So, to recap: Bernard has a bodyguard, and Maeve has a body, and somewhere out there Dolores has a cute new friend. Too bad there’s a war brewing, because I could get used to seeing these crazy robots just living their best lives!
— Is War World an actual Delos attraction, or was it created solely for Serac’s simulation? On the one hand, it makes sense that Serac would have used reality as a basis for the simulation rather than having to program a scenario from scratch, but on the other hand Maeve wouldn’t have known the difference since she hadn’t seen all of the other parks. And on the third hand: REALLY? A NAZI-THEMED AMUSEMENT PARK? It’s not that I can’t believe people would pay to go there, it’s that I can’t believe people would admit they paid to go there. Even if they did get to punch some Nazis.
— It was great to see Hector and Lee again, but I’m very glad that the show found a way to bring them back without completely undermining or undoing their deaths.
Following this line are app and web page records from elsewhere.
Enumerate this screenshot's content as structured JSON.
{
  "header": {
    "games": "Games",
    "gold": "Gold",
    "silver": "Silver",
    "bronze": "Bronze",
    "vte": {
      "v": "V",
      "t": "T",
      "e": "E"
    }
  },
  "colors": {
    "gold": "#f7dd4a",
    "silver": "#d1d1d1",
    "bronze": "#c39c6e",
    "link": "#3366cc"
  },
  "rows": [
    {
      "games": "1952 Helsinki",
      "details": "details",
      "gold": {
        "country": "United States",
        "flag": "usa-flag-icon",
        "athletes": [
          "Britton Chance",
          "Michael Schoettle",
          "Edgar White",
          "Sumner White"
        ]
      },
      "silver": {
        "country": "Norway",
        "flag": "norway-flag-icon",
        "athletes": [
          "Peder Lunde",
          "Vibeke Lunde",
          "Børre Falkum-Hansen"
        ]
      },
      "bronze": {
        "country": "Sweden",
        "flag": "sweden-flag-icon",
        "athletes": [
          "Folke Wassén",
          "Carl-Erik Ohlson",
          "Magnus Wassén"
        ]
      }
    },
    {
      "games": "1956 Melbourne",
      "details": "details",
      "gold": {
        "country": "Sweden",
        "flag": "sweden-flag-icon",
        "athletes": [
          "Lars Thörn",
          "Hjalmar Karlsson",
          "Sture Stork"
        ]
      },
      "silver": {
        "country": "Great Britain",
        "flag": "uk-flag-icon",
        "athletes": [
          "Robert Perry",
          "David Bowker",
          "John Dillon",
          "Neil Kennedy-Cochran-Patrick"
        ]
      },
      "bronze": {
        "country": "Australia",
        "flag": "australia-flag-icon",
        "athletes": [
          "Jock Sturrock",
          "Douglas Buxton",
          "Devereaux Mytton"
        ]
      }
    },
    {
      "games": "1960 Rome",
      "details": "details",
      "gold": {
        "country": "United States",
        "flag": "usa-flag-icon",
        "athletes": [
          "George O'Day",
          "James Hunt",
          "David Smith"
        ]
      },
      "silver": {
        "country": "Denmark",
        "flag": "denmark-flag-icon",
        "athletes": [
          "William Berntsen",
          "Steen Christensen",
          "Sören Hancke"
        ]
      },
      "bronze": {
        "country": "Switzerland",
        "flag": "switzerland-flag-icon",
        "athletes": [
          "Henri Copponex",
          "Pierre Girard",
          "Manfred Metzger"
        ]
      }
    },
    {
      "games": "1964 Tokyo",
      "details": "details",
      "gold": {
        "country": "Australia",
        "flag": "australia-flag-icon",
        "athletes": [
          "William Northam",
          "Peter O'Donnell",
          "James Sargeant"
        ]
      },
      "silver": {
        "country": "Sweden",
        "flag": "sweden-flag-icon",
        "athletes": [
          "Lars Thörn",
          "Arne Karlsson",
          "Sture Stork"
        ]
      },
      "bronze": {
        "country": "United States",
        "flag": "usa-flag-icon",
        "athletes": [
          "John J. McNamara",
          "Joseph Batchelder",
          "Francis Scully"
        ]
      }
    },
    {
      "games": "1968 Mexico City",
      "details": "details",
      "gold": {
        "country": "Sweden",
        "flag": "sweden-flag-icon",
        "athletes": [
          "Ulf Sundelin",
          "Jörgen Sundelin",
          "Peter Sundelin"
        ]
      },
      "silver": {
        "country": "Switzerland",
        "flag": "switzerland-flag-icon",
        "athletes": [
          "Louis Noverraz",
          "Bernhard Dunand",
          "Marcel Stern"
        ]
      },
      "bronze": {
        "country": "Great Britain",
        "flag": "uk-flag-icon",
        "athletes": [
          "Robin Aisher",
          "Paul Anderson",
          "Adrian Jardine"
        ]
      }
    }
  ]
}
The simulation was a nice twist to keep us questioning reality, but the sacrifices of last season still stand.
— I’m impressed again by how relatively straight-forward this season has been. Sure, we’re not dealing with tangled timelines anymore, but more importantly the show is offering answers faster than it is positing new questions. We know how Maeve survived, we know who really is behind Incite, and now the next big question is whose pearls Dolores smuggled out of West World with her. Based on the teaser for next week’s episode, it looks like we’ll at least learn more about whoever is pretending to be Charlotte Hale… and it really just might be Teddy.
— I’m curious to see how the upcoming robot ideology war takes shape, because it’s all still a little iffy to me. Does Dolores want to dominate humanity, or does she just want her own people to survive? Does Bernard, who still thinks he’s human half the time, even HAVE an ideology at the moment? Will Maeve really stand up against Dolores, knowing that Dolores is the person responsible for saving Host Heaven (and by extension, Maeve’s daughter)?
— When are we gonna catch up with the Man In Black?!
Header Image Source: HBO